* [Directions]: Your reply should be made up of every line in the records below that holds the string "Save".

* [Task material]:
-- -- --
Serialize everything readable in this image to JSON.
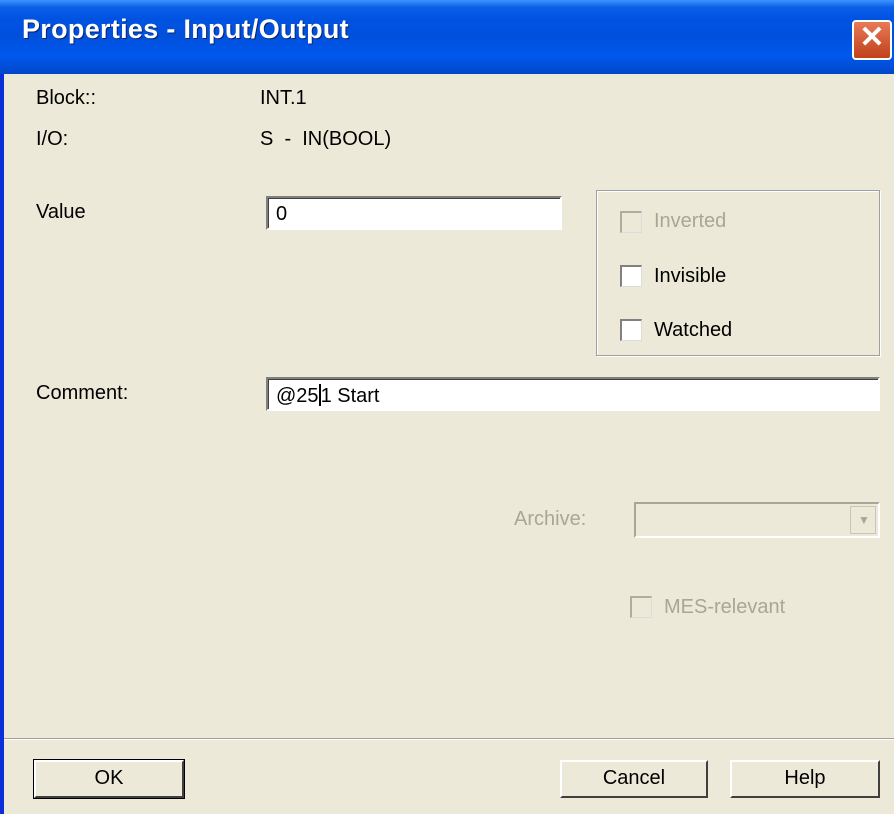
{
  "window": {
    "title": "Properties - Input/Output",
    "close_glyph": "✕"
  },
  "info": {
    "block_label": "Block::",
    "block_value": "INT.1",
    "io_label": "I/O:",
    "io_value": "S  -  IN(BOOL)"
  },
  "value": {
    "label": "Value",
    "field_value": "0"
  },
  "options": {
    "inverted": {
      "label": "Inverted",
      "checked": false,
      "enabled": false
    },
    "invisible": {
      "label": "Invisible",
      "checked": false,
      "enabled": true
    },
    "watched": {
      "label": "Watched",
      "checked": false,
      "enabled": true
    }
  },
  "comment": {
    "label": "Comment:",
    "value_before_cursor": "@25",
    "value_after_cursor": "1 Start"
  },
  "archive": {
    "label": "Archive:",
    "selected": ""
  },
  "mes": {
    "label": "MES-relevant",
    "checked": false
  },
  "buttons": {
    "ok": "OK",
    "cancel": "Cancel",
    "help": "Help"
  },
  "icons": {
    "close": "close-icon",
    "dropdown": "chevron-down-icon"
  }
}
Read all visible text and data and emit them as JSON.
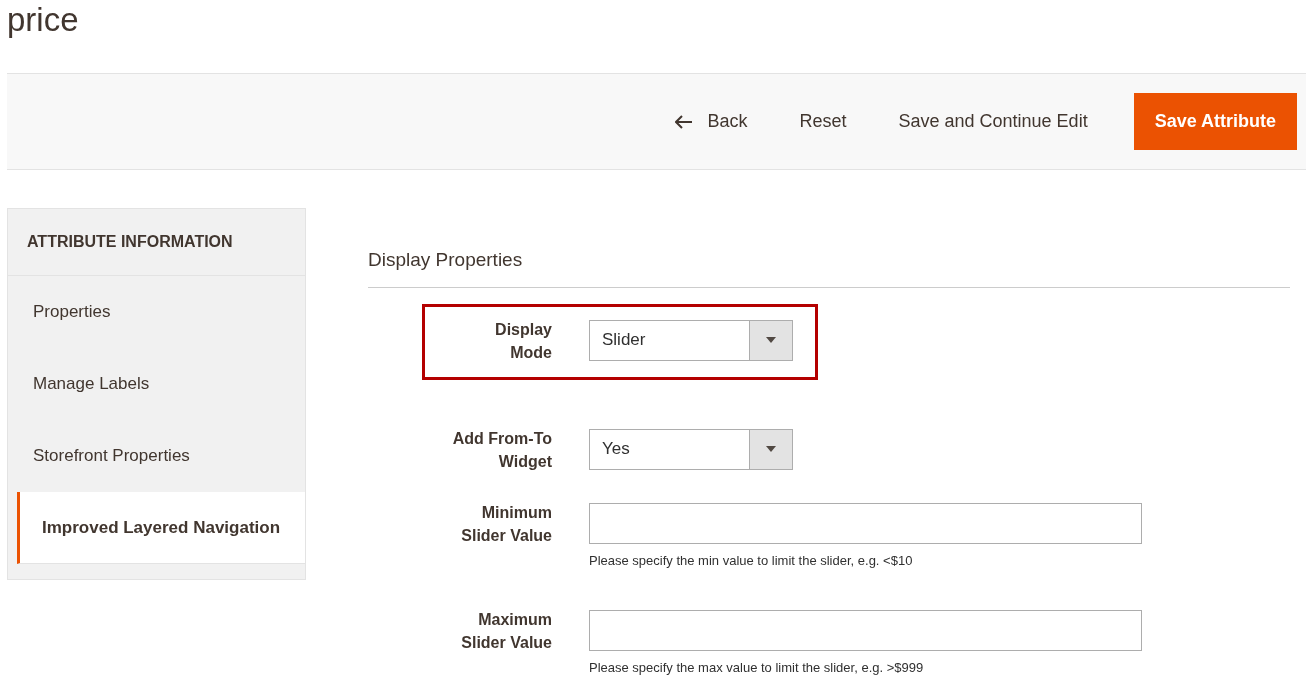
{
  "page_title": "price",
  "toolbar": {
    "buttons": [
      {
        "label": "Back",
        "kind": "back"
      },
      {
        "label": "Reset",
        "kind": "plain"
      },
      {
        "label": "Save and Continue Edit",
        "kind": "plain"
      },
      {
        "label": "Save Attribute",
        "kind": "primary"
      }
    ]
  },
  "sidebar": {
    "title": "ATTRIBUTE INFORMATION",
    "items": [
      {
        "label": "Properties",
        "selected": false
      },
      {
        "label": "Manage Labels",
        "selected": false
      },
      {
        "label": "Storefront Properties",
        "selected": false
      },
      {
        "label": "Improved Layered Navigation",
        "selected": true
      }
    ]
  },
  "section": {
    "title": "Display Properties",
    "fields": [
      {
        "label": "Display Mode",
        "kind": "select",
        "value": "Slider",
        "highlighted": true
      },
      {
        "label": "Add From-To Widget",
        "kind": "select",
        "value": "Yes",
        "highlighted": false
      },
      {
        "label": "Minimum Slider Value",
        "kind": "text",
        "note": "Please specify the min value to limit the slider, e.g. <$10",
        "highlighted": false
      },
      {
        "label": "Maximum Slider Value",
        "kind": "text",
        "note": "Please specify the max value to limit the slider, e.g. >$999",
        "highlighted": false
      }
    ]
  }
}
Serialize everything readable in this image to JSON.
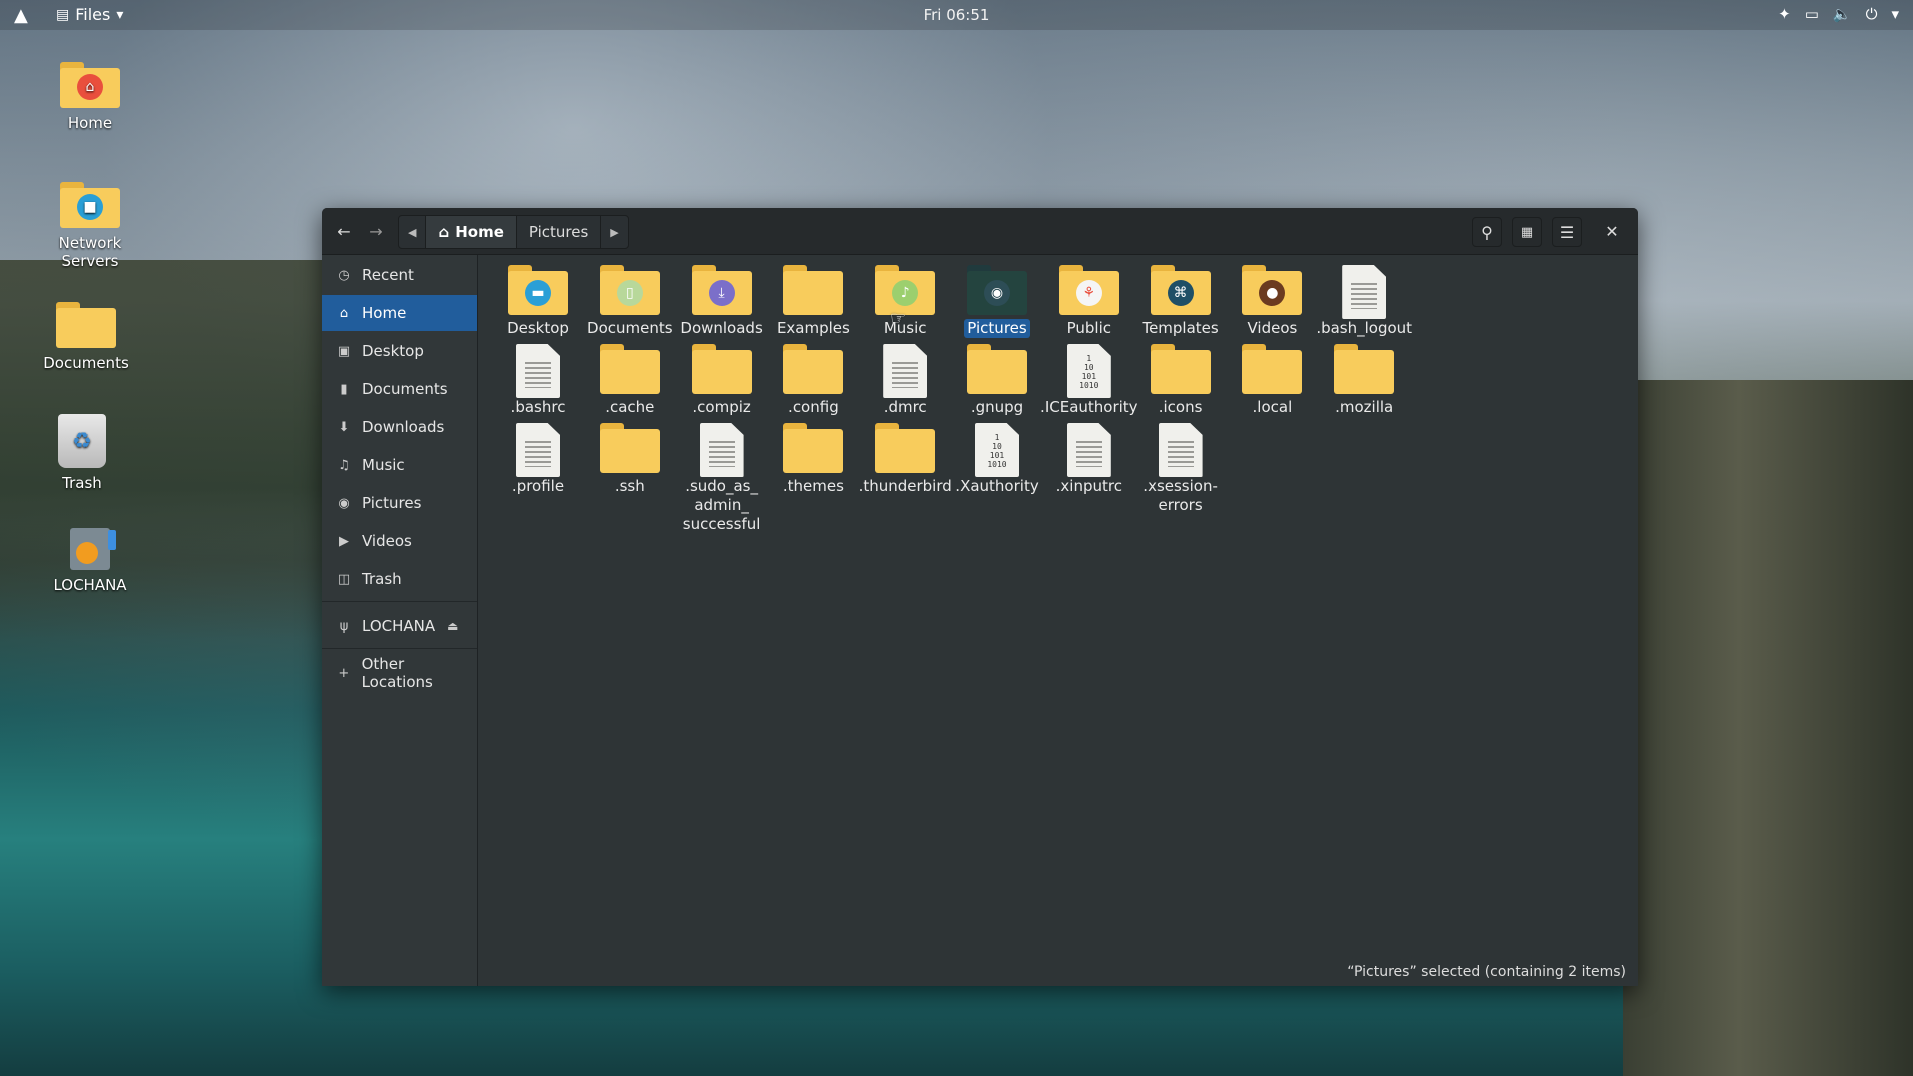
{
  "topbar": {
    "app_menu": "Files",
    "clock": "Fri 06:51",
    "tray_icons": [
      "accessibility-icon",
      "display-icon",
      "volume-icon",
      "power-icon"
    ]
  },
  "desktop": {
    "icons": [
      {
        "label": "Home"
      },
      {
        "label": "Network Servers"
      },
      {
        "label": "Documents"
      },
      {
        "label": "Trash"
      },
      {
        "label": "LOCHANA"
      }
    ]
  },
  "window": {
    "breadcrumb": {
      "home": "Home",
      "current": "Pictures"
    },
    "sidebar": {
      "items": [
        {
          "label": "Recent",
          "icon": "clock-icon"
        },
        {
          "label": "Home",
          "icon": "home-icon"
        },
        {
          "label": "Desktop",
          "icon": "desktop-icon"
        },
        {
          "label": "Documents",
          "icon": "document-icon"
        },
        {
          "label": "Downloads",
          "icon": "download-icon"
        },
        {
          "label": "Music",
          "icon": "headphones-icon"
        },
        {
          "label": "Pictures",
          "icon": "camera-icon"
        },
        {
          "label": "Videos",
          "icon": "video-icon"
        },
        {
          "label": "Trash",
          "icon": "trash-icon"
        },
        {
          "label": "LOCHANA",
          "icon": "usb-icon"
        },
        {
          "label": "Other Locations",
          "icon": "plus-icon"
        }
      ],
      "active": "Home"
    },
    "files": [
      {
        "name": "Desktop",
        "type": "folder",
        "emblem": "desktop"
      },
      {
        "name": "Documents",
        "type": "folder",
        "emblem": "document"
      },
      {
        "name": "Downloads",
        "type": "folder",
        "emblem": "download"
      },
      {
        "name": "Examples",
        "type": "folder"
      },
      {
        "name": "Music",
        "type": "folder",
        "emblem": "music"
      },
      {
        "name": "Pictures",
        "type": "folder",
        "emblem": "camera",
        "selected": true
      },
      {
        "name": "Public",
        "type": "folder",
        "emblem": "share"
      },
      {
        "name": "Templates",
        "type": "folder",
        "emblem": "template"
      },
      {
        "name": "Videos",
        "type": "folder",
        "emblem": "video"
      },
      {
        "name": ".bash_logout",
        "type": "text"
      },
      {
        "name": ".bashrc",
        "type": "text"
      },
      {
        "name": ".cache",
        "type": "folder"
      },
      {
        "name": ".compiz",
        "type": "folder"
      },
      {
        "name": ".config",
        "type": "folder"
      },
      {
        "name": ".dmrc",
        "type": "text"
      },
      {
        "name": ".gnupg",
        "type": "folder"
      },
      {
        "name": ".ICEauthority",
        "type": "binary"
      },
      {
        "name": ".icons",
        "type": "folder"
      },
      {
        "name": ".local",
        "type": "folder"
      },
      {
        "name": ".mozilla",
        "type": "folder"
      },
      {
        "name": ".profile",
        "type": "text"
      },
      {
        "name": ".ssh",
        "type": "folder"
      },
      {
        "name": ".sudo_as_ admin_ successful",
        "type": "text"
      },
      {
        "name": ".themes",
        "type": "folder"
      },
      {
        "name": ".thunderbird",
        "type": "folder"
      },
      {
        "name": ".Xauthority",
        "type": "binary"
      },
      {
        "name": ".xinputrc",
        "type": "text"
      },
      {
        "name": ".xsession- errors",
        "type": "text"
      }
    ],
    "status": "“Pictures” selected  (containing 2 items)"
  }
}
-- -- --
* [Task output]:
        "label": "Save and Continue Edit",
        "label": "Save Attribute",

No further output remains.